(THE INPUT begins)
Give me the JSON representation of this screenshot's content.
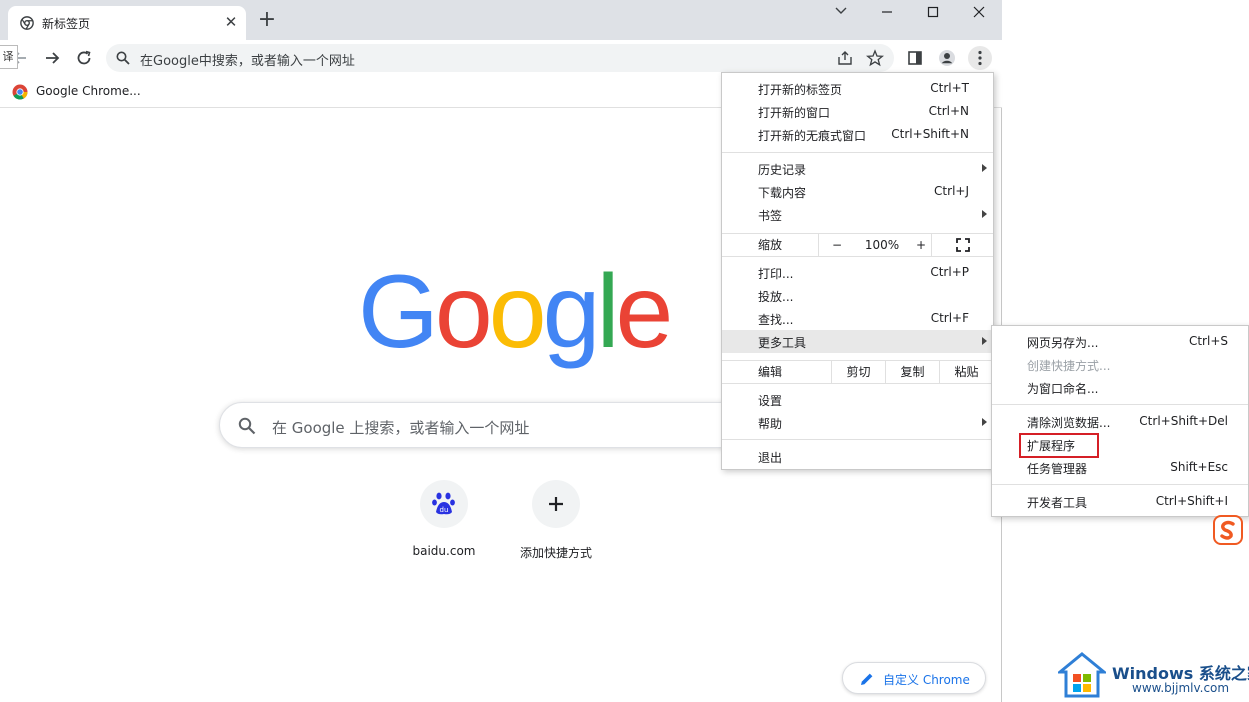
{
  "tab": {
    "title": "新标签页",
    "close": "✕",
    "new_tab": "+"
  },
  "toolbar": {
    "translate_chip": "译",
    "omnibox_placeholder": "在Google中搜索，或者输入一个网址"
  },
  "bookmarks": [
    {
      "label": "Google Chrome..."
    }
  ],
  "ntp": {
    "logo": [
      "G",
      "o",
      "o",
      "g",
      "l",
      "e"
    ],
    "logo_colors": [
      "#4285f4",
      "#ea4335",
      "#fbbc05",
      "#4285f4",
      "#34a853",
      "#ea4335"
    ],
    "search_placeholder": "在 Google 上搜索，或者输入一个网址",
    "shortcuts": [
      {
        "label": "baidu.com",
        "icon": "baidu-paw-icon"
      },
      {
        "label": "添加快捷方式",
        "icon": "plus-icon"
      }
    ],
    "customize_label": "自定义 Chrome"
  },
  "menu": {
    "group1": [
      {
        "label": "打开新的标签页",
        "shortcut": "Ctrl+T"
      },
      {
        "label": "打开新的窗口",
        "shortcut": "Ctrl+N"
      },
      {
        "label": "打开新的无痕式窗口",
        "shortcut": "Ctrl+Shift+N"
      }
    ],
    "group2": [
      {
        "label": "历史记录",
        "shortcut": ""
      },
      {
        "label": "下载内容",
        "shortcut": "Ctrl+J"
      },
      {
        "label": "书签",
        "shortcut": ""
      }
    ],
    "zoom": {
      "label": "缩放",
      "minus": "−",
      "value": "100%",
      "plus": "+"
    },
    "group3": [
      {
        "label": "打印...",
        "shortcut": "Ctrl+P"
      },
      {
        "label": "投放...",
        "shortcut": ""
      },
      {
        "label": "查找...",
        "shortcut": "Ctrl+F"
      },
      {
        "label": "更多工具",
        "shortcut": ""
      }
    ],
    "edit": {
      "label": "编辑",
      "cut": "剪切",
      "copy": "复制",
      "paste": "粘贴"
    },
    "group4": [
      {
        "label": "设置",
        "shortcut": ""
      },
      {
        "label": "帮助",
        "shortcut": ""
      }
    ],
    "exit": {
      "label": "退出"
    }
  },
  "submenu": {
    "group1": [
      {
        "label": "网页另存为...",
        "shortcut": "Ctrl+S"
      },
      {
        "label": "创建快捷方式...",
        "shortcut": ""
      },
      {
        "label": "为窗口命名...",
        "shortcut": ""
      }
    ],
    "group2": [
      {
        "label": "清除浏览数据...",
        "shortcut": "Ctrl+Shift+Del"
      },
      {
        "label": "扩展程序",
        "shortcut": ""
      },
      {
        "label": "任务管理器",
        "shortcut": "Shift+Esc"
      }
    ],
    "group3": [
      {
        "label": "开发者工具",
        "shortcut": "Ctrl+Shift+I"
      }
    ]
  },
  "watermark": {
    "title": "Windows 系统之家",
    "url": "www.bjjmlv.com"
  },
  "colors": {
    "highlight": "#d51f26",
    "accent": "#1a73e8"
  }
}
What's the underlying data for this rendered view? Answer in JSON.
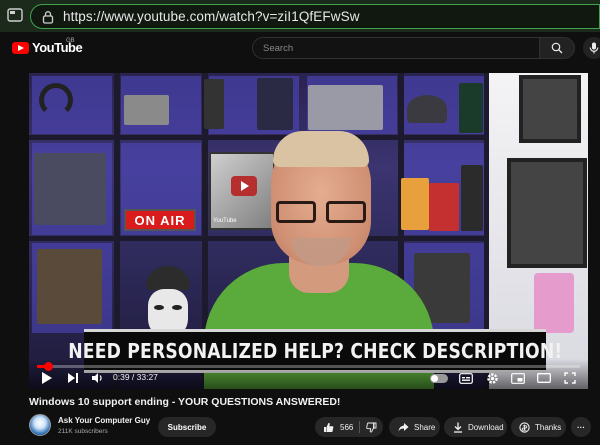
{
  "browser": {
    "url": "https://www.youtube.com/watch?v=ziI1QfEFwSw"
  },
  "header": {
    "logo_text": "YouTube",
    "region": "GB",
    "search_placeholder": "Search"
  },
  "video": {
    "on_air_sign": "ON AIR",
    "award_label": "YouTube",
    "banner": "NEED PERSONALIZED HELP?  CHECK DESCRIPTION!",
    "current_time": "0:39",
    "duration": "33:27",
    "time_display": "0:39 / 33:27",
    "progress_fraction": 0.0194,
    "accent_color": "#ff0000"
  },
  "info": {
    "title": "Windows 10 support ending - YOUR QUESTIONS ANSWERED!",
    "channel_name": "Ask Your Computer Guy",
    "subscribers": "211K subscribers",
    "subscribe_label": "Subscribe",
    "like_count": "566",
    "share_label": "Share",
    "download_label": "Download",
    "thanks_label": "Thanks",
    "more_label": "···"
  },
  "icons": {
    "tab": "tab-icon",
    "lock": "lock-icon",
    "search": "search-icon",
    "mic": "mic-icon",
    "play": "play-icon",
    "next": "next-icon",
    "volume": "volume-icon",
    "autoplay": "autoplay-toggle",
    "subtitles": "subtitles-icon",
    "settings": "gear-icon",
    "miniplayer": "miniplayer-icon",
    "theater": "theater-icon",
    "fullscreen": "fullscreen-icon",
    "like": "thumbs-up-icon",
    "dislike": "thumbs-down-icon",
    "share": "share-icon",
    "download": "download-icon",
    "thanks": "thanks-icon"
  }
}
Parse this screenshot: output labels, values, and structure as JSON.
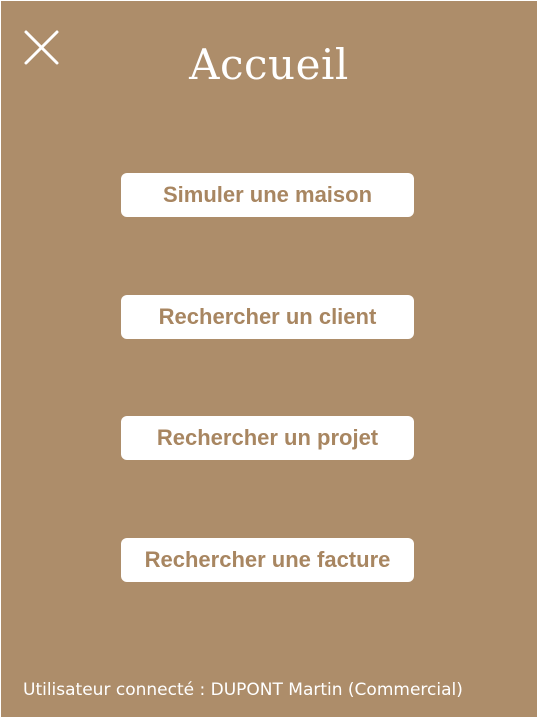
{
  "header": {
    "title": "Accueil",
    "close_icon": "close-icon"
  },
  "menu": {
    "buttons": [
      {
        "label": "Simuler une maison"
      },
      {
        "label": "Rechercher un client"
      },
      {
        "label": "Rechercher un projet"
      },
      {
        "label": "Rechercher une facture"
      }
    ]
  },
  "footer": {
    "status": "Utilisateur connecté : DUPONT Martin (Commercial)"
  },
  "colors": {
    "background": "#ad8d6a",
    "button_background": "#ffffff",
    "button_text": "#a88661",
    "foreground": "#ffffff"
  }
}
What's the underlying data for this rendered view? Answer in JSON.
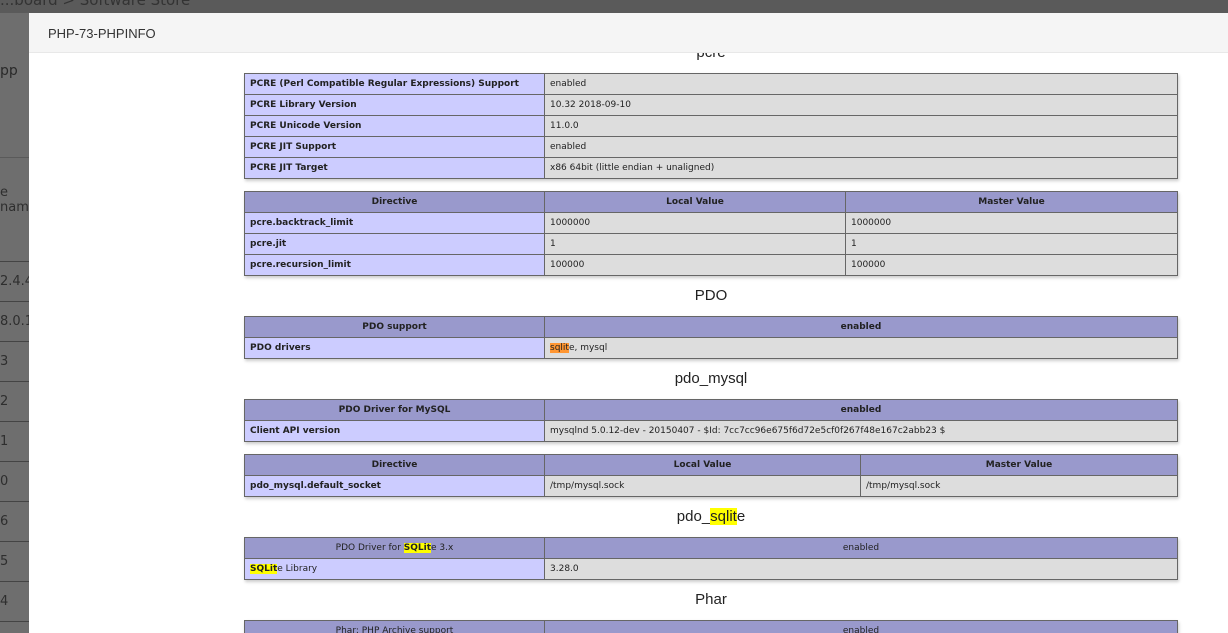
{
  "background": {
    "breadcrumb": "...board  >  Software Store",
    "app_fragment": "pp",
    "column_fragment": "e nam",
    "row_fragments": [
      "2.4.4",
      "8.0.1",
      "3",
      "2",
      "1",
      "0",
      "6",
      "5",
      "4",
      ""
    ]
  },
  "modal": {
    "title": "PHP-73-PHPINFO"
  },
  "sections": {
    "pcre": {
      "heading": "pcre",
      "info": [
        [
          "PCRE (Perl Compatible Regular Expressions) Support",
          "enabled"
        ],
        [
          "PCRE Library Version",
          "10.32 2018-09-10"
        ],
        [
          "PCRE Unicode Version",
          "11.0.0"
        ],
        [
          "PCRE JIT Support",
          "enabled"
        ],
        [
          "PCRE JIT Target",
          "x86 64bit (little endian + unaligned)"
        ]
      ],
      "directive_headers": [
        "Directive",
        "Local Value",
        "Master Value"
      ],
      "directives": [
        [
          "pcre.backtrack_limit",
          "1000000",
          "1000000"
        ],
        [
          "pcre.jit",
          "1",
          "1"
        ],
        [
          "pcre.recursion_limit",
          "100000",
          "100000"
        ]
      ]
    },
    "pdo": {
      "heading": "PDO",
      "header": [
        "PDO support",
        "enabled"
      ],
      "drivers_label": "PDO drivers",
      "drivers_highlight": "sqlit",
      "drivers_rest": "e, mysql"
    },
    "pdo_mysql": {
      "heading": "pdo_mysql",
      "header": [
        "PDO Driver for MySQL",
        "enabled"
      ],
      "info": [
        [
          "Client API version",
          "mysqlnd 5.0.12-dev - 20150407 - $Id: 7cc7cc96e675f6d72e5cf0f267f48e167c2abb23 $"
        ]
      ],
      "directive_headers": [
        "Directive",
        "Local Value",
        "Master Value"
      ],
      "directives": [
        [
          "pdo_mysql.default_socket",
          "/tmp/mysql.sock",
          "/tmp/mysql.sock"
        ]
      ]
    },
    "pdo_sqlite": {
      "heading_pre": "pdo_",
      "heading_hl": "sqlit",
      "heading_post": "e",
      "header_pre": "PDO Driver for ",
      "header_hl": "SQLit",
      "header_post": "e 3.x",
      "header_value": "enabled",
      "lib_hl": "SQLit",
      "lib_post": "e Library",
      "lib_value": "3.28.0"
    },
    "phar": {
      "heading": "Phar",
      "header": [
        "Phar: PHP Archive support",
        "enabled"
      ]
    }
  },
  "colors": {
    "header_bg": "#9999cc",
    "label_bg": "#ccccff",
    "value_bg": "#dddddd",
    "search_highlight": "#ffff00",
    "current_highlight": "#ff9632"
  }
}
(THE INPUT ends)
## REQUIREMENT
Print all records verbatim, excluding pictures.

## REPLY TO THE TASK
Give me the JSON representation of this screenshot's content.
{
  "tab": {
    "title": "新标签页",
    "close": "✕",
    "new_tab": "+"
  },
  "toolbar": {
    "translate_chip": "译",
    "omnibox_placeholder": "在Google中搜索，或者输入一个网址"
  },
  "bookmarks": [
    {
      "label": "Google Chrome..."
    }
  ],
  "ntp": {
    "logo": [
      "G",
      "o",
      "o",
      "g",
      "l",
      "e"
    ],
    "logo_colors": [
      "#4285f4",
      "#ea4335",
      "#fbbc05",
      "#4285f4",
      "#34a853",
      "#ea4335"
    ],
    "search_placeholder": "在 Google 上搜索，或者输入一个网址",
    "shortcuts": [
      {
        "label": "baidu.com",
        "icon": "baidu-paw-icon"
      },
      {
        "label": "添加快捷方式",
        "icon": "plus-icon"
      }
    ],
    "customize_label": "自定义 Chrome"
  },
  "menu": {
    "group1": [
      {
        "label": "打开新的标签页",
        "shortcut": "Ctrl+T"
      },
      {
        "label": "打开新的窗口",
        "shortcut": "Ctrl+N"
      },
      {
        "label": "打开新的无痕式窗口",
        "shortcut": "Ctrl+Shift+N"
      }
    ],
    "group2": [
      {
        "label": "历史记录",
        "shortcut": ""
      },
      {
        "label": "下载内容",
        "shortcut": "Ctrl+J"
      },
      {
        "label": "书签",
        "shortcut": ""
      }
    ],
    "zoom": {
      "label": "缩放",
      "minus": "−",
      "value": "100%",
      "plus": "+"
    },
    "group3": [
      {
        "label": "打印...",
        "shortcut": "Ctrl+P"
      },
      {
        "label": "投放...",
        "shortcut": ""
      },
      {
        "label": "查找...",
        "shortcut": "Ctrl+F"
      },
      {
        "label": "更多工具",
        "shortcut": ""
      }
    ],
    "edit": {
      "label": "编辑",
      "cut": "剪切",
      "copy": "复制",
      "paste": "粘贴"
    },
    "group4": [
      {
        "label": "设置",
        "shortcut": ""
      },
      {
        "label": "帮助",
        "shortcut": ""
      }
    ],
    "exit": {
      "label": "退出"
    }
  },
  "submenu": {
    "group1": [
      {
        "label": "网页另存为...",
        "shortcut": "Ctrl+S"
      },
      {
        "label": "创建快捷方式...",
        "shortcut": ""
      },
      {
        "label": "为窗口命名...",
        "shortcut": ""
      }
    ],
    "group2": [
      {
        "label": "清除浏览数据...",
        "shortcut": "Ctrl+Shift+Del"
      },
      {
        "label": "扩展程序",
        "shortcut": ""
      },
      {
        "label": "任务管理器",
        "shortcut": "Shift+Esc"
      }
    ],
    "group3": [
      {
        "label": "开发者工具",
        "shortcut": "Ctrl+Shift+I"
      }
    ]
  },
  "watermark": {
    "title": "Windows 系统之家",
    "url": "www.bjjmlv.com"
  },
  "colors": {
    "highlight": "#d51f26",
    "accent": "#1a73e8"
  }
}
What's the underlying data for this rendered view? Answer in JSON.
{
  "browser": {
    "url": "https://www.youtube.com/watch?v=ziI1QfEFwSw"
  },
  "header": {
    "logo_text": "YouTube",
    "region": "GB",
    "search_placeholder": "Search"
  },
  "video": {
    "on_air_sign": "ON AIR",
    "award_label": "YouTube",
    "banner": "NEED PERSONALIZED HELP?  CHECK DESCRIPTION!",
    "current_time": "0:39",
    "duration": "33:27",
    "time_display": "0:39 / 33:27",
    "progress_fraction": 0.0194,
    "accent_color": "#ff0000"
  },
  "info": {
    "title": "Windows 10 support ending - YOUR QUESTIONS ANSWERED!",
    "channel_name": "Ask Your Computer Guy",
    "subscribers": "211K subscribers",
    "subscribe_label": "Subscribe",
    "like_count": "566",
    "share_label": "Share",
    "download_label": "Download",
    "thanks_label": "Thanks",
    "more_label": "···"
  },
  "icons": {
    "tab": "tab-icon",
    "lock": "lock-icon",
    "search": "search-icon",
    "mic": "mic-icon",
    "play": "play-icon",
    "next": "next-icon",
    "volume": "volume-icon",
    "autoplay": "autoplay-toggle",
    "subtitles": "subtitles-icon",
    "settings": "gear-icon",
    "miniplayer": "miniplayer-icon",
    "theater": "theater-icon",
    "fullscreen": "fullscreen-icon",
    "like": "thumbs-up-icon",
    "dislike": "thumbs-down-icon",
    "share": "share-icon",
    "download": "download-icon",
    "thanks": "thanks-icon"
  }
}
Parse this screenshot: output labels, values, and structure as JSON.
{
  "header": {
    "title": "Accueil",
    "close_icon": "close-icon"
  },
  "menu": {
    "buttons": [
      {
        "label": "Simuler une maison"
      },
      {
        "label": "Rechercher un client"
      },
      {
        "label": "Rechercher un projet"
      },
      {
        "label": "Rechercher une facture"
      }
    ]
  },
  "footer": {
    "status": "Utilisateur connecté : DUPONT Martin (Commercial)"
  },
  "colors": {
    "background": "#ad8d6a",
    "button_background": "#ffffff",
    "button_text": "#a88661",
    "foreground": "#ffffff"
  }
}
What's the underlying data for this rendered view? Answer in JSON.
{
  "background": {
    "breadcrumb": "...board  >  Software Store",
    "app_fragment": "pp",
    "column_fragment": "e nam",
    "row_fragments": [
      "2.4.4",
      "8.0.1",
      "3",
      "2",
      "1",
      "0",
      "6",
      "5",
      "4",
      ""
    ]
  },
  "modal": {
    "title": "PHP-73-PHPINFO"
  },
  "sections": {
    "pcre": {
      "heading": "pcre",
      "info": [
        [
          "PCRE (Perl Compatible Regular Expressions) Support",
          "enabled"
        ],
        [
          "PCRE Library Version",
          "10.32 2018-09-10"
        ],
        [
          "PCRE Unicode Version",
          "11.0.0"
        ],
        [
          "PCRE JIT Support",
          "enabled"
        ],
        [
          "PCRE JIT Target",
          "x86 64bit (little endian + unaligned)"
        ]
      ],
      "directive_headers": [
        "Directive",
        "Local Value",
        "Master Value"
      ],
      "directives": [
        [
          "pcre.backtrack_limit",
          "1000000",
          "1000000"
        ],
        [
          "pcre.jit",
          "1",
          "1"
        ],
        [
          "pcre.recursion_limit",
          "100000",
          "100000"
        ]
      ]
    },
    "pdo": {
      "heading": "PDO",
      "header": [
        "PDO support",
        "enabled"
      ],
      "drivers_label": "PDO drivers",
      "drivers_highlight": "sqlit",
      "drivers_rest": "e, mysql"
    },
    "pdo_mysql": {
      "heading": "pdo_mysql",
      "header": [
        "PDO Driver for MySQL",
        "enabled"
      ],
      "info": [
        [
          "Client API version",
          "mysqlnd 5.0.12-dev - 20150407 - $Id: 7cc7cc96e675f6d72e5cf0f267f48e167c2abb23 $"
        ]
      ],
      "directive_headers": [
        "Directive",
        "Local Value",
        "Master Value"
      ],
      "directives": [
        [
          "pdo_mysql.default_socket",
          "/tmp/mysql.sock",
          "/tmp/mysql.sock"
        ]
      ]
    },
    "pdo_sqlite": {
      "heading_pre": "pdo_",
      "heading_hl": "sqlit",
      "heading_post": "e",
      "header_pre": "PDO Driver for ",
      "header_hl": "SQLit",
      "header_post": "e 3.x",
      "header_value": "enabled",
      "lib_hl": "SQLit",
      "lib_post": "e Library",
      "lib_value": "3.28.0"
    },
    "phar": {
      "heading": "Phar",
      "header": [
        "Phar: PHP Archive support",
        "enabled"
      ]
    }
  },
  "colors": {
    "header_bg": "#9999cc",
    "label_bg": "#ccccff",
    "value_bg": "#dddddd",
    "search_highlight": "#ffff00",
    "current_highlight": "#ff9632"
  }
}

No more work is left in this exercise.